9. Emily Paulse from Beacon Valley, Mitchells Plain is part of a recycling project at Oval North High School. Her hope is that the project will be able to provide more jobs within the community. She personally keeps her eyes peeled for discarded clothing while clearing illegal dumping sites, repairing them at home before donating to the homeless. “I want to serve the community by bringing an end to illegal dumping as it is hazardous and our children are constantly sick. I will never stop with the awareness. My heart is in this community.”
Local church adopts organic gardening project
10. Dawn Erenreich from Portlands, Mitchells Plain used her love of gardening to gather together a group of like-minded people to run a food garden where “we grow, we sow, we do everything organic in the garden.” The local church she attends, Lux Mundi, adopted her project. They agreed that she would grow the crops to be used by the soup kitchen that they run, and the excess crops would go to the participants working in the food garden. “The team is a group of (people who have) retired and (are) avid gardeners, mostly men.”
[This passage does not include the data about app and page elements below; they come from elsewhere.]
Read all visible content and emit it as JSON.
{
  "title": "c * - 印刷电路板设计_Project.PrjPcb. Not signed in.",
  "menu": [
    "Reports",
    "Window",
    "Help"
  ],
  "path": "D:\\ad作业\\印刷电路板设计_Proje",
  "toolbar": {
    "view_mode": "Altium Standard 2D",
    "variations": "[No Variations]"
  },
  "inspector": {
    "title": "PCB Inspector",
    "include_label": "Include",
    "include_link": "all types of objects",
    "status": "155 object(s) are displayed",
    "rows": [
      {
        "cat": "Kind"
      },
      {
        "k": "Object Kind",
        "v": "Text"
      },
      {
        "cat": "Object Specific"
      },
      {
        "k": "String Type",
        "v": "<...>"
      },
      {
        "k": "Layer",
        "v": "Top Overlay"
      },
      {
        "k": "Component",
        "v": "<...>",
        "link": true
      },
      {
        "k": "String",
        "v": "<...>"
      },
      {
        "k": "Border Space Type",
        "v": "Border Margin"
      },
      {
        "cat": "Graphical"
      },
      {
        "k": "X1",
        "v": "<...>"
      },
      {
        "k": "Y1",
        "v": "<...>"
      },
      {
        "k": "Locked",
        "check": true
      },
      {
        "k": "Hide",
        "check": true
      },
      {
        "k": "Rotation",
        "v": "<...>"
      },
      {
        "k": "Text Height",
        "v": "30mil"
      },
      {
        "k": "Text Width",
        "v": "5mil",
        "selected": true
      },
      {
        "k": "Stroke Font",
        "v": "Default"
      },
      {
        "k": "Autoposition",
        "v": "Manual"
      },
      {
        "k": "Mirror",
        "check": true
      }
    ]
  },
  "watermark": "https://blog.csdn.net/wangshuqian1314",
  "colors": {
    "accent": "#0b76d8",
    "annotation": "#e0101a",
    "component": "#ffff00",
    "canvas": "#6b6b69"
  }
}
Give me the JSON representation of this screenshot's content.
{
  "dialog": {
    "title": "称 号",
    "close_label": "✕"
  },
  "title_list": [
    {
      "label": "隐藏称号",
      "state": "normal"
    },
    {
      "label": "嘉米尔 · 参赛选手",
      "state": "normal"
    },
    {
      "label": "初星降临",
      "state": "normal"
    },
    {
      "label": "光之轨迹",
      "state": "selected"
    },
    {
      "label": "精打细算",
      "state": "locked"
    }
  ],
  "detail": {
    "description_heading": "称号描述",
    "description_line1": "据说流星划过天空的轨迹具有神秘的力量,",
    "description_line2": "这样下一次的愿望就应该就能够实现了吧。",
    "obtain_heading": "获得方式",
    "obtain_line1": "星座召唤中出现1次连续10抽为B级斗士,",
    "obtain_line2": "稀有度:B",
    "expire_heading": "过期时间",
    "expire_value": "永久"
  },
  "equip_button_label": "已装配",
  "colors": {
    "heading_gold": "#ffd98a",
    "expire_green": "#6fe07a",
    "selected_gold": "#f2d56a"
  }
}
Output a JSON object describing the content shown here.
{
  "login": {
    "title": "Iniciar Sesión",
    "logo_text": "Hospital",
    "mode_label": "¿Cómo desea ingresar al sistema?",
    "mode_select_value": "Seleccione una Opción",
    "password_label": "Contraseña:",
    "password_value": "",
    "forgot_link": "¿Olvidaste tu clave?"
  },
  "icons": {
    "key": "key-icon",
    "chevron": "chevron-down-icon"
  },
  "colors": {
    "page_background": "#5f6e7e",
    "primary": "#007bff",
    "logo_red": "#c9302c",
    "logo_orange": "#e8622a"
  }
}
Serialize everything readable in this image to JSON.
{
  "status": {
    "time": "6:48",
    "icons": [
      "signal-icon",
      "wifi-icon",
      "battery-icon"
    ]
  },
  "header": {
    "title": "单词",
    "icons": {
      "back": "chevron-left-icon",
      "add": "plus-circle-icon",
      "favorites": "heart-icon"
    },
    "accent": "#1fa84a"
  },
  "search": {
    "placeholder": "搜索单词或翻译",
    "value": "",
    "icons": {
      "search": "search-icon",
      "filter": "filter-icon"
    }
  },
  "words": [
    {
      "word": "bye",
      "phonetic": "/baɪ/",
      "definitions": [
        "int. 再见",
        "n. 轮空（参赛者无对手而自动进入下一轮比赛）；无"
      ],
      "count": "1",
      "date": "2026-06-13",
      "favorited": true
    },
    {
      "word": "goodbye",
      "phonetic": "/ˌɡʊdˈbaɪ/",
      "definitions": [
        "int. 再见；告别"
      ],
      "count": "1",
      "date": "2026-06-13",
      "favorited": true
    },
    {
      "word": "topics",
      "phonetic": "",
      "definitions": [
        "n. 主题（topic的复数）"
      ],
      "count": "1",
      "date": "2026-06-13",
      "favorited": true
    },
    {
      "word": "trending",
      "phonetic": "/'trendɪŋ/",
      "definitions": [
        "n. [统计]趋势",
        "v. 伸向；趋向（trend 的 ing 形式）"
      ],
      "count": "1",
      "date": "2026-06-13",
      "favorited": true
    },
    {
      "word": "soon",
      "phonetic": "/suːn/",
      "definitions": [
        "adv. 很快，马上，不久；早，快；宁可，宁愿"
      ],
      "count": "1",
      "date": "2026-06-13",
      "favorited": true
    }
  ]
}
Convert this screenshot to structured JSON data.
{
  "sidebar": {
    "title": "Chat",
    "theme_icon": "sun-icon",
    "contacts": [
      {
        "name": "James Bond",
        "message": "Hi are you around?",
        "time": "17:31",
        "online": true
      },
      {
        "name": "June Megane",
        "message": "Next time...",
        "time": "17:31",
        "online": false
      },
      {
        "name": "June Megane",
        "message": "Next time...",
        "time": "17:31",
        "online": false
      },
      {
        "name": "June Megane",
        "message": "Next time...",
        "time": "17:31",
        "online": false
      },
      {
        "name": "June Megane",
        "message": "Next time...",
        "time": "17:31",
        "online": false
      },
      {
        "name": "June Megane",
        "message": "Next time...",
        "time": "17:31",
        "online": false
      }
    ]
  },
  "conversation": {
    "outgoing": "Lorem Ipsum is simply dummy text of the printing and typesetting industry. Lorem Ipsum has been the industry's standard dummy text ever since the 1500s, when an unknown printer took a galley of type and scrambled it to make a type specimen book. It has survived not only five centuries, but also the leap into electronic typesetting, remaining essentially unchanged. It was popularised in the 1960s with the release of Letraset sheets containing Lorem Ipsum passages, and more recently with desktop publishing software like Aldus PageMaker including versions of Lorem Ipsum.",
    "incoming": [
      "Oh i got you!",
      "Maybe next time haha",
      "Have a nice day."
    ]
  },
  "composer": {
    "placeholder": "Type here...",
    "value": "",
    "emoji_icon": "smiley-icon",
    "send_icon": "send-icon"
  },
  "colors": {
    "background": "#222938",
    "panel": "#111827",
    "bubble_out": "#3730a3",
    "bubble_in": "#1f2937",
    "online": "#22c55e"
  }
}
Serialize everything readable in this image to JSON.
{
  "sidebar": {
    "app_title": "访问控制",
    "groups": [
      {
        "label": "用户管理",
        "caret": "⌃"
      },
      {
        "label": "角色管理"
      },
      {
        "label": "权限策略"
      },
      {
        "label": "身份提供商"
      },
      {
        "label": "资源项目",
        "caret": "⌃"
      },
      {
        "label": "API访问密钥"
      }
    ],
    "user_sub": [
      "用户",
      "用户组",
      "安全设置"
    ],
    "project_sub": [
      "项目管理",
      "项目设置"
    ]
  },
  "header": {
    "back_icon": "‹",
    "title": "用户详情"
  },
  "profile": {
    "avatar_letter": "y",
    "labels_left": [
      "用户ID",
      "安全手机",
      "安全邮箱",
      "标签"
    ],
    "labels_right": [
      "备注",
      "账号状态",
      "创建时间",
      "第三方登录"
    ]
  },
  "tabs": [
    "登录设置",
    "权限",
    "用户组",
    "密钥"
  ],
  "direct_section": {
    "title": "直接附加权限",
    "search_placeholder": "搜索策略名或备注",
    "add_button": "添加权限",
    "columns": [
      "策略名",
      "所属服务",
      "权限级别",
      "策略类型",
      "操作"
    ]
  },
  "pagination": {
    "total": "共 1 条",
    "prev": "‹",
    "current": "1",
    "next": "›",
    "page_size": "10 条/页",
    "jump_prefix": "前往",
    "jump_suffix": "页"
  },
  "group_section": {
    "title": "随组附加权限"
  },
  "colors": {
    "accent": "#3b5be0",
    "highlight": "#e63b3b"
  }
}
This joint venture ran for the past 2 years, but the soup kitchen has stopped for 2013. The gardening group has managed to keep their project running by signing an agreement with the Parks division of the City of Cape Town to utilise a plot next to the church, “which is launching soon!”
The Deputy Minister for Environmental Affairs Rejoice Mabudafhasi once said: “Waste is wealth. Let’s work hard to make waste wealth and eradicate poverty through recycling waste. But we need many soldiers out there. Don’t just say government is not doing its work. When we keep South Africa clean, we are eradicating poverty.”
These soldiers within their respective communities are fighting the war on waste daily, with limited resources but an abundance of dedication, perseverance and creativity. While they hail from across the Cape, they share common beliefs. They don’t believe in handouts, they favour ‘we’ over ‘I’ and where many see waste, they see an opportunity to make a difference.
By Tanya Wagner